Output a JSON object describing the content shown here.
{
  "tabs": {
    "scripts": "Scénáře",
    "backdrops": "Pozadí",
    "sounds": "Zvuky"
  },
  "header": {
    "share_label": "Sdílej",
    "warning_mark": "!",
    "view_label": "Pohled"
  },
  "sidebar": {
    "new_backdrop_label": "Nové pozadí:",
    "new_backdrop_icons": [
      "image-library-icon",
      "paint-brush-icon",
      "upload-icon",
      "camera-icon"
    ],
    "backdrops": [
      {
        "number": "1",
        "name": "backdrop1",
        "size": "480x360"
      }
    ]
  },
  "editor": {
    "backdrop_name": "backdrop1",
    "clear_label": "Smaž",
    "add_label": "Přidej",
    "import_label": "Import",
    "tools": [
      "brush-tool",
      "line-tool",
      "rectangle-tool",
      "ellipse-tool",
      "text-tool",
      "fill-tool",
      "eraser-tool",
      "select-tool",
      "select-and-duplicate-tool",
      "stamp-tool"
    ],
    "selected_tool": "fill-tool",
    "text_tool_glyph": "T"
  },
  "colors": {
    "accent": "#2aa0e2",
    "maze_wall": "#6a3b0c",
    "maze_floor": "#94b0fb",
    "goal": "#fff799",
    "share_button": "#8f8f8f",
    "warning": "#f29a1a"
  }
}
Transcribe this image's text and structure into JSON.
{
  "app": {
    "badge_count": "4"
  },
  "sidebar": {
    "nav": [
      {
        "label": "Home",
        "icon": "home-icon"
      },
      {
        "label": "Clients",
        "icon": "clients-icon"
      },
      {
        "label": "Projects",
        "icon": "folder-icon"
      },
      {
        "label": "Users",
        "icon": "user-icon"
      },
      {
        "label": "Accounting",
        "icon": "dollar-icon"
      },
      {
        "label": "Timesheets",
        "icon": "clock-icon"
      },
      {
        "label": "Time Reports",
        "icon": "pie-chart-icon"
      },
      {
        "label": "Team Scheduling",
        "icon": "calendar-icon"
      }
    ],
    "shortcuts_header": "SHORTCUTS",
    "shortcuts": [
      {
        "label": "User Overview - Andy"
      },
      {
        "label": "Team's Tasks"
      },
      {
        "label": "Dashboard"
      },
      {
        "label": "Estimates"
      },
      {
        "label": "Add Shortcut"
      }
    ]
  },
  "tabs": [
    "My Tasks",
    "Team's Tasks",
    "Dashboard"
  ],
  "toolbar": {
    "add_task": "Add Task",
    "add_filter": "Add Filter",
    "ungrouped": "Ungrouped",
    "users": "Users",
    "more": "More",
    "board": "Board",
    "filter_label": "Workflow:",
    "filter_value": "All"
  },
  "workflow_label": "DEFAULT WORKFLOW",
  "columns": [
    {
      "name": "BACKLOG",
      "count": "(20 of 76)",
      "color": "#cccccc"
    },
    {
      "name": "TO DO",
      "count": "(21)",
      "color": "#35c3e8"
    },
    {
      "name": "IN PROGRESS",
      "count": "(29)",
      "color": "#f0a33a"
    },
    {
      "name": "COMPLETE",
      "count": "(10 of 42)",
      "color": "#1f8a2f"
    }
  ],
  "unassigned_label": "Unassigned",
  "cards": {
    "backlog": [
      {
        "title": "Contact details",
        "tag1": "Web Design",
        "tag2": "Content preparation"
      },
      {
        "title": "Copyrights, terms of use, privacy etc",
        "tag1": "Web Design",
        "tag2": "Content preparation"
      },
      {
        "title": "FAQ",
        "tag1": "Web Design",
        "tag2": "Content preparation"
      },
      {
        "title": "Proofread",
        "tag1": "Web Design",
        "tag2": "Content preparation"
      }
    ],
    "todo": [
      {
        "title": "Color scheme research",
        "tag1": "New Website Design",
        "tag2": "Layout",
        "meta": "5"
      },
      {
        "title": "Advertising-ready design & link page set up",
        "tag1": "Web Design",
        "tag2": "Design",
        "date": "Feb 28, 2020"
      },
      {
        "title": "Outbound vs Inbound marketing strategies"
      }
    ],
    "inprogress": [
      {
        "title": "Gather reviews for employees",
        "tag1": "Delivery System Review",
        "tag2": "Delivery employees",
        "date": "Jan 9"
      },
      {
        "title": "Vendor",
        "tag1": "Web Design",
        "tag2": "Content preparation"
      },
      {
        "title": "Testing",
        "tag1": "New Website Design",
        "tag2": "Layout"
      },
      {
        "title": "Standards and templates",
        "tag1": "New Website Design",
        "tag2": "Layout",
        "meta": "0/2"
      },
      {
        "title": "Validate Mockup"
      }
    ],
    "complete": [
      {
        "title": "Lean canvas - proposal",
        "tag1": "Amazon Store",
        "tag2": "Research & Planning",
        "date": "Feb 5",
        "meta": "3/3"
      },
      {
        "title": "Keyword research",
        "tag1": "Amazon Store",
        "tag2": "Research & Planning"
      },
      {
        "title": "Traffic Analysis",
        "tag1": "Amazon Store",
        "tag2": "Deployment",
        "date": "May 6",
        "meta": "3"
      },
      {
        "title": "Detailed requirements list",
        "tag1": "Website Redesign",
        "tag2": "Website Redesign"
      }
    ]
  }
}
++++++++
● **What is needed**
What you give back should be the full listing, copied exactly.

● **Task output**
Output a JSON object describing the content shown here.
{
  "tabs": {
    "scripts": "Scénáře",
    "backdrops": "Pozadí",
    "sounds": "Zvuky"
  },
  "header": {
    "share_label": "Sdílej",
    "warning_mark": "!",
    "view_label": "Pohled"
  },
  "sidebar": {
    "new_backdrop_label": "Nové pozadí:",
    "new_backdrop_icons": [
      "image-library-icon",
      "paint-brush-icon",
      "upload-icon",
      "camera-icon"
    ],
    "backdrops": [
      {
        "number": "1",
        "name": "backdrop1",
        "size": "480x360"
      }
    ]
  },
  "editor": {
    "backdrop_name": "backdrop1",
    "clear_label": "Smaž",
    "add_label": "Přidej",
    "import_label": "Import",
    "tools": [
      "brush-tool",
      "line-tool",
      "rectangle-tool",
      "ellipse-tool",
      "text-tool",
      "fill-tool",
      "eraser-tool",
      "select-tool",
      "select-and-duplicate-tool",
      "stamp-tool"
    ],
    "selected_tool": "fill-tool",
    "text_tool_glyph": "T"
  },
  "colors": {
    "accent": "#2aa0e2",
    "maze_wall": "#6a3b0c",
    "maze_floor": "#94b0fb",
    "goal": "#fff799",
    "share_button": "#8f8f8f",
    "warning": "#f29a1a"
  }
}
Transcribe this image's text and structure into JSON.
{
  "app": {
    "badge_count": "4"
  },
  "sidebar": {
    "nav": [
      {
        "label": "Home",
        "icon": "home-icon"
      },
      {
        "label": "Clients",
        "icon": "clients-icon"
      },
      {
        "label": "Projects",
        "icon": "folder-icon"
      },
      {
        "label": "Users",
        "icon": "user-icon"
      },
      {
        "label": "Accounting",
        "icon": "dollar-icon"
      },
      {
        "label": "Timesheets",
        "icon": "clock-icon"
      },
      {
        "label": "Time Reports",
        "icon": "pie-chart-icon"
      },
      {
        "label": "Team Scheduling",
        "icon": "calendar-icon"
      }
    ],
    "shortcuts_header": "SHORTCUTS",
    "shortcuts": [
      {
        "label": "User Overview - Andy"
      },
      {
        "label": "Team's Tasks"
      },
      {
        "label": "Dashboard"
      },
      {
        "label": "Estimates"
      },
      {
        "label": "Add Shortcut"
      }
    ]
  },
  "tabs": [
    "My Tasks",
    "Team's Tasks",
    "Dashboard"
  ],
  "toolbar": {
    "add_task": "Add Task",
    "add_filter": "Add Filter",
    "ungrouped": "Ungrouped",
    "users": "Users",
    "more": "More",
    "board": "Board",
    "filter_label": "Workflow:",
    "filter_value": "All"
  },
  "workflow_label": "DEFAULT WORKFLOW",
  "columns": [
    {
      "name": "BACKLOG",
      "count": "(20 of 76)",
      "color": "#cccccc"
    },
    {
      "name": "TO DO",
      "count": "(21)",
      "color": "#35c3e8"
    },
    {
      "name": "IN PROGRESS",
      "count": "(29)",
      "color": "#f0a33a"
    },
    {
      "name": "COMPLETE",
      "count": "(10 of 42)",
      "color": "#1f8a2f"
    }
  ],
  "unassigned_label": "Unassigned",
  "cards": {
    "backlog": [
      {
        "title": "Contact details",
        "tag1": "Web Design",
        "tag2": "Content preparation"
      },
      {
        "title": "Copyrights, terms of use, privacy etc",
        "tag1": "Web Design",
        "tag2": "Content preparation"
      },
      {
        "title": "FAQ",
        "tag1": "Web Design",
        "tag2": "Content preparation"
      },
      {
        "title": "Proofread",
        "tag1": "Web Design",
        "tag2": "Content preparation"
      }
    ],
    "todo": [
      {
        "title": "Color scheme research",
        "tag1": "New Website Design",
        "tag2": "Layout",
        "meta": "5"
      },
      {
        "title": "Advertising-ready design & link page set up",
        "tag1": "Web Design",
        "tag2": "Design",
        "date": "Feb 28, 2020"
      },
      {
        "title": "Outbound vs Inbound marketing strategies"
      }
    ],
    "inprogress": [
      {
        "title": "Gather reviews for employees",
        "tag1": "Delivery System Review",
        "tag2": "Delivery employees",
        "date": "Jan 9"
      },
      {
        "title": "Vendor",
        "tag1": "Web Design",
        "tag2": "Content preparation"
      },
      {
        "title": "Testing",
        "tag1": "New Website Design",
        "tag2": "Layout"
      },
      {
        "title": "Standards and templates",
        "tag1": "New Website Design",
        "tag2": "Layout",
        "meta": "0/2"
      },
      {
        "title": "Validate Mockup"
      }
    ],
    "complete": [
      {
        "title": "Lean canvas - proposal",
        "tag1": "Amazon Store",
        "tag2": "Research & Planning",
        "date": "Feb 5",
        "meta": "3/3"
      },
      {
        "title": "Keyword research",
        "tag1": "Amazon Store",
        "tag2": "Research & Planning"
      },
      {
        "title": "Traffic Analysis",
        "tag1": "Amazon Store",
        "tag2": "Deployment",
        "date": "May 6",
        "meta": "3"
      },
      {
        "title": "Detailed requirements list",
        "tag1": "Website Redesign",
        "tag2": "Website Redesign"
      }
    ]
  }
}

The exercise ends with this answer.